The aircraft had made its first international flight on May 13 this year and came to Paris flying 636 nautical-mile from Brussels last week.

Bertrand Piccard, president of the Solar Impulse project, said the technology used in the aircraft can be the answer for cutting down on use of fossil fuel and moving onto to next level of technology.

"The aeroplane can fly with no fuel at all. It canload its batteries during the day with solar energy; use them at night to reach the next sun rise and continue the next day and may be continue so many days and nights that it can even fly around the world one day," said Piccard.

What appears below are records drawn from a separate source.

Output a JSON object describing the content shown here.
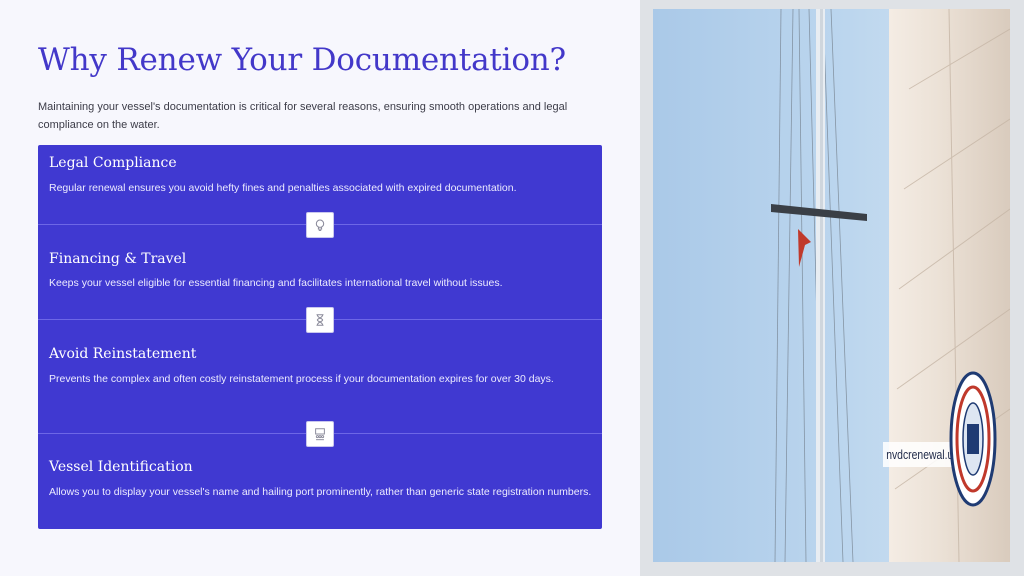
{
  "slide": {
    "title": "Why Renew Your Documentation?",
    "intro": "Maintaining your vessel's documentation is critical for several reasons, ensuring smooth operations and legal compliance on the water."
  },
  "reasons": [
    {
      "title": "Legal Compliance",
      "desc": "Regular renewal ensures you avoid hefty fines and penalties associated with expired documentation.",
      "icon": "lightbulb-icon"
    },
    {
      "title": "Financing & Travel",
      "desc": "Keeps your vessel eligible for essential financing and facilitates international travel without issues.",
      "icon": "hourglass-icon"
    },
    {
      "title": "Avoid Reinstatement",
      "desc": "Prevents the complex and often costly reinstatement process if your documentation expires for over 30 days.",
      "icon": "presentation-icon"
    },
    {
      "title": "Vessel Identification",
      "desc": "Allows you to display your vessel's name and hailing port prominently, rather than generic state registration numbers."
    }
  ],
  "photo": {
    "watermark_text": "nvdcrenewal.us",
    "subject": "sailboat-mast-photo"
  },
  "colors": {
    "accent": "#4338c9",
    "panel": "#4039d1",
    "background": "#f7f7fd"
  }
}
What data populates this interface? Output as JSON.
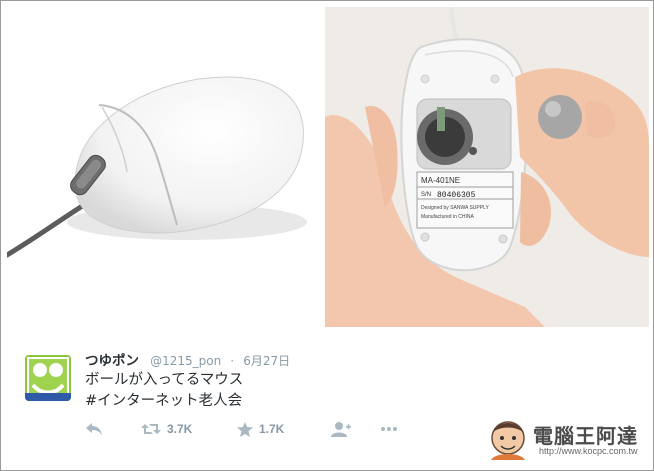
{
  "images": {
    "left": {
      "label": "white mouse photo"
    },
    "right": {
      "label": "mouse underside with ball",
      "sticker_model": "MA-401NE",
      "sticker_sn": "80406305",
      "sticker_line1": "Designed by SANWA SUPPLY",
      "sticker_line2": "Manufactured in CHINA"
    }
  },
  "tweet": {
    "display_name": "つゆポン",
    "handle": "@1215_pon",
    "dot": "·",
    "date": "6月27日",
    "line1": "ボールが入ってるマウス",
    "line2": "#インターネット老人会",
    "retweet_count": "3.7K",
    "favorite_count": "1.7K"
  },
  "watermark": {
    "text": "電腦王阿達",
    "url": "http://www.kocpc.com.tw"
  },
  "colors": {
    "action_gray": "#8899a6",
    "text": "#292f33",
    "avatar_green": "#8cc63f"
  }
}
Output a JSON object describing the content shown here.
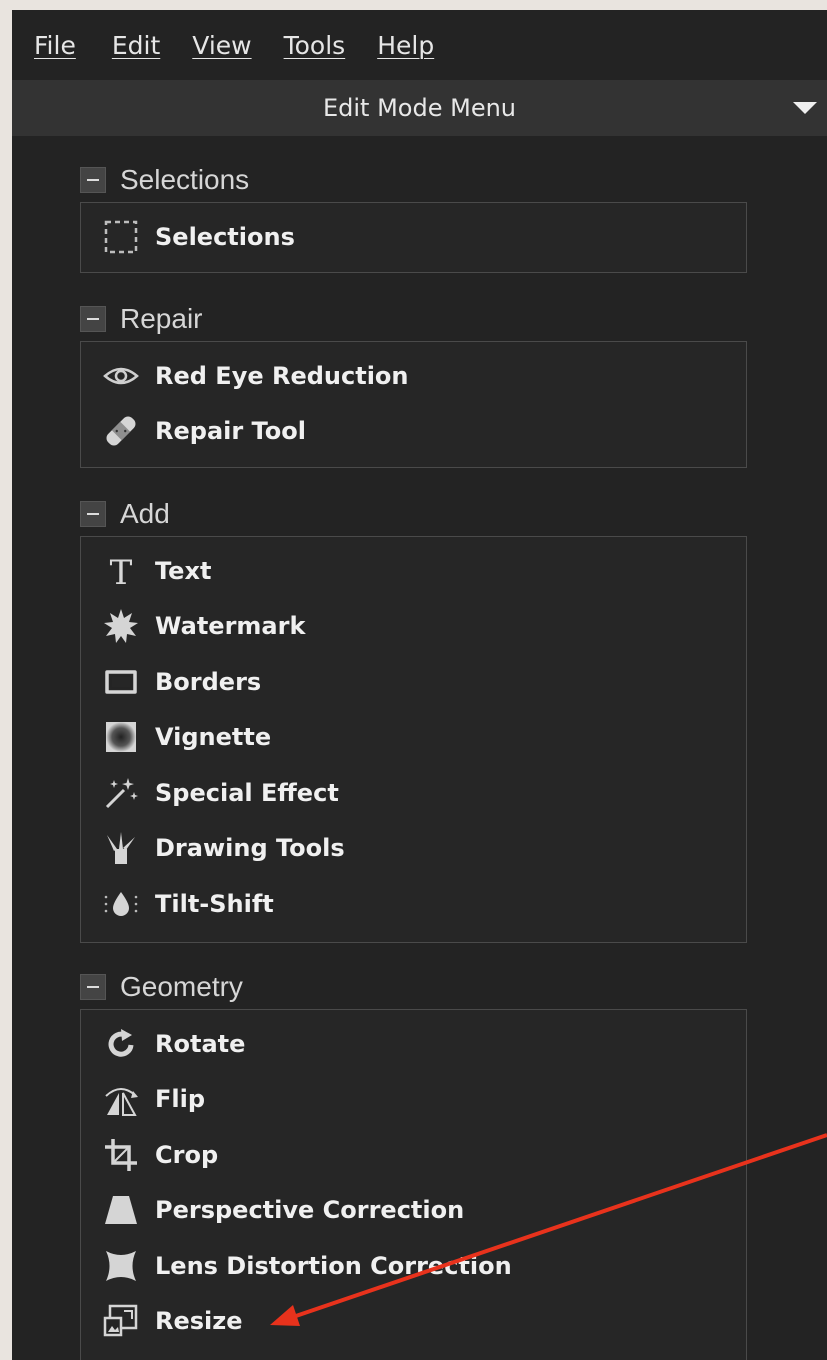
{
  "menubar": {
    "items": [
      {
        "label": "File"
      },
      {
        "label": "Edit"
      },
      {
        "label": "View"
      },
      {
        "label": "Tools"
      },
      {
        "label": "Help"
      }
    ]
  },
  "panel": {
    "title": "Edit Mode Menu"
  },
  "sections": {
    "selections": {
      "title": "Selections",
      "items": [
        {
          "label": "Selections",
          "icon": "dashed-selection-icon"
        }
      ]
    },
    "repair": {
      "title": "Repair",
      "items": [
        {
          "label": "Red Eye Reduction",
          "icon": "eye-icon"
        },
        {
          "label": "Repair Tool",
          "icon": "bandage-icon"
        }
      ]
    },
    "add": {
      "title": "Add",
      "items": [
        {
          "label": "Text",
          "icon": "text-icon"
        },
        {
          "label": "Watermark",
          "icon": "starburst-icon"
        },
        {
          "label": "Borders",
          "icon": "border-frame-icon"
        },
        {
          "label": "Vignette",
          "icon": "vignette-icon"
        },
        {
          "label": "Special Effect",
          "icon": "magic-wand-icon"
        },
        {
          "label": "Drawing Tools",
          "icon": "brushes-icon"
        },
        {
          "label": "Tilt-Shift",
          "icon": "tilt-shift-drop-icon"
        }
      ]
    },
    "geometry": {
      "title": "Geometry",
      "items": [
        {
          "label": "Rotate",
          "icon": "rotate-icon"
        },
        {
          "label": "Flip",
          "icon": "flip-icon"
        },
        {
          "label": "Crop",
          "icon": "crop-icon"
        },
        {
          "label": "Perspective Correction",
          "icon": "trapezoid-icon"
        },
        {
          "label": "Lens Distortion Correction",
          "icon": "lens-distortion-icon"
        },
        {
          "label": "Resize",
          "icon": "resize-icon"
        }
      ]
    }
  },
  "annotation": {
    "color": "#e8321c",
    "target": "Resize"
  },
  "colors": {
    "panel_bg": "#232323",
    "header_bg": "#333333",
    "text": "#f0f0f0"
  }
}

He said the technology developed by the Solar Impulse has proved that "we do not need as much fossil energy as we think." Upbeat over the future of the plane, Solar Impulse's CEO Andre Borschberg said that it may take many many years for introduction of solar energy in passenger aircraft but noted
that an important beginning has been made in this ambitious direction.

"When the Wright brothers did the first flight in 1903, it took then 25 years for (Charles) Lindberg to be able to cross the Atlantic for the first time. It took another 25 years to transport 100 passengers across the Atlantic as
well," said Borschberg.

The technology may not be ready in the next five years for use in passenger aircraft, but it is certainly going to be used one day, he added.

Lindbergh had taken the famoussolo non-stop flight on May 20–21, 1927, from Roosevelt Field in New York's Long Island to Le Bourget in Paris, covering a distance of nearly 5,800 km on a single-seat, single-engine plane.

The new plane makers are planning to make a non-stop flying around the world in the Solar Impulse in the year 2014.

French President Nicolas Sarkozy, while speaking at the opening ceremony of the air show, referred to Solar Impulse, saying "these are the wings of the future" and then went on to impress upon the aeronautical industry the need for innovation.
   
The Paris Air Show which opened on June 20 came to a close today.
 
(Agrencies)